BEGIN INFORMATION
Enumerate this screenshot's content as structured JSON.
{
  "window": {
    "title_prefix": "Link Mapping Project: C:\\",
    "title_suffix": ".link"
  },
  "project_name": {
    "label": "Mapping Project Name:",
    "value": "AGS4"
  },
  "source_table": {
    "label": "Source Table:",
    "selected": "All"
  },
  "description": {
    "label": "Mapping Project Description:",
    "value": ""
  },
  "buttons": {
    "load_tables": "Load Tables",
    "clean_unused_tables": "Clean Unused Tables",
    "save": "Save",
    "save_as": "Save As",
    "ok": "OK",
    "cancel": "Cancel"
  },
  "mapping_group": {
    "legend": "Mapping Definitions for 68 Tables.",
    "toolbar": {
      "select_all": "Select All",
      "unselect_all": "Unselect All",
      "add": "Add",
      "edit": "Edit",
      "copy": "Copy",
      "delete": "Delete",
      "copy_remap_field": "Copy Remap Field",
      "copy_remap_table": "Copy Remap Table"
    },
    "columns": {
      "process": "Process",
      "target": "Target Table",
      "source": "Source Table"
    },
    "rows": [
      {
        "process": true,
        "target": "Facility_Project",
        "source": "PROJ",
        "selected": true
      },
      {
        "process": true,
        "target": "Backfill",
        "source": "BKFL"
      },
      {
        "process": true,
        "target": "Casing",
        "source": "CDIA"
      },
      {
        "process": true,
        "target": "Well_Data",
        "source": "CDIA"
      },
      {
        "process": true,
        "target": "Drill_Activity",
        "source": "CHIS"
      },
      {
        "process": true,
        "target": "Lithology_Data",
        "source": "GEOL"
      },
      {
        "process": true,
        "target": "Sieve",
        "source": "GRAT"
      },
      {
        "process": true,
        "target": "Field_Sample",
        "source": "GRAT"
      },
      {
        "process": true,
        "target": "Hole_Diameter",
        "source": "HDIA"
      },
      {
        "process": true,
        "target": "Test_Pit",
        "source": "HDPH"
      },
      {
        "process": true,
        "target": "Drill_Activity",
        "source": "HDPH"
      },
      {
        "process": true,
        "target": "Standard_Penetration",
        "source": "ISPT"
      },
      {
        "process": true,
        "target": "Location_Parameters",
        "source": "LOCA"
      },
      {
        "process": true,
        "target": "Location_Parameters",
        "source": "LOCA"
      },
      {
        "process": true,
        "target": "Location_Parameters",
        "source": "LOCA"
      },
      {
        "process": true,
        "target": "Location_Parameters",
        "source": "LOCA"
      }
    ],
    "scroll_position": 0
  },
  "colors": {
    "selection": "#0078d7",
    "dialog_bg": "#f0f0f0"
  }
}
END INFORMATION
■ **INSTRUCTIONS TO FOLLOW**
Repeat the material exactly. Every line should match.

■ **RESULT OF THIS EXERCISE**
Enumerate this screenshot's content as structured JSON.
{
  "window": {
    "title_prefix": "Link Mapping Project: C:\\",
    "title_suffix": ".link"
  },
  "project_name": {
    "label": "Mapping Project Name:",
    "value": "AGS4"
  },
  "source_table": {
    "label": "Source Table:",
    "selected": "All"
  },
  "description": {
    "label": "Mapping Project Description:",
    "value": ""
  },
  "buttons": {
    "load_tables": "Load Tables",
    "clean_unused_tables": "Clean Unused Tables",
    "save": "Save",
    "save_as": "Save As",
    "ok": "OK",
    "cancel": "Cancel"
  },
  "mapping_group": {
    "legend": "Mapping Definitions for 68 Tables.",
    "toolbar": {
      "select_all": "Select All",
      "unselect_all": "Unselect All",
      "add": "Add",
      "edit": "Edit",
      "copy": "Copy",
      "delete": "Delete",
      "copy_remap_field": "Copy Remap Field",
      "copy_remap_table": "Copy Remap Table"
    },
    "columns": {
      "process": "Process",
      "target": "Target Table",
      "source": "Source Table"
    },
    "rows": [
      {
        "process": true,
        "target": "Facility_Project",
        "source": "PROJ",
        "selected": true
      },
      {
        "process": true,
        "target": "Backfill",
        "source": "BKFL"
      },
      {
        "process": true,
        "target": "Casing",
        "source": "CDIA"
      },
      {
        "process": true,
        "target": "Well_Data",
        "source": "CDIA"
      },
      {
        "process": true,
        "target": "Drill_Activity",
        "source": "CHIS"
      },
      {
        "process": true,
        "target": "Lithology_Data",
        "source": "GEOL"
      },
      {
        "process": true,
        "target": "Sieve",
        "source": "GRAT"
      },
      {
        "process": true,
        "target": "Field_Sample",
        "source": "GRAT"
      },
      {
        "process": true,
        "target": "Hole_Diameter",
        "source": "HDIA"
      },
      {
        "process": true,
        "target": "Test_Pit",
        "source": "HDPH"
      },
      {
        "process": true,
        "target": "Drill_Activity",
        "source": "HDPH"
      },
      {
        "process": true,
        "target": "Standard_Penetration",
        "source": "ISPT"
      },
      {
        "process": true,
        "target": "Location_Parameters",
        "source": "LOCA"
      },
      {
        "process": true,
        "target": "Location_Parameters",
        "source": "LOCA"
      },
      {
        "process": true,
        "target": "Location_Parameters",
        "source": "LOCA"
      },
      {
        "process": true,
        "target": "Location_Parameters",
        "source": "LOCA"
      }
    ],
    "scroll_position": 0
  },
  "colors": {
    "selection": "#0078d7",
    "dialog_bg": "#f0f0f0"
  }
}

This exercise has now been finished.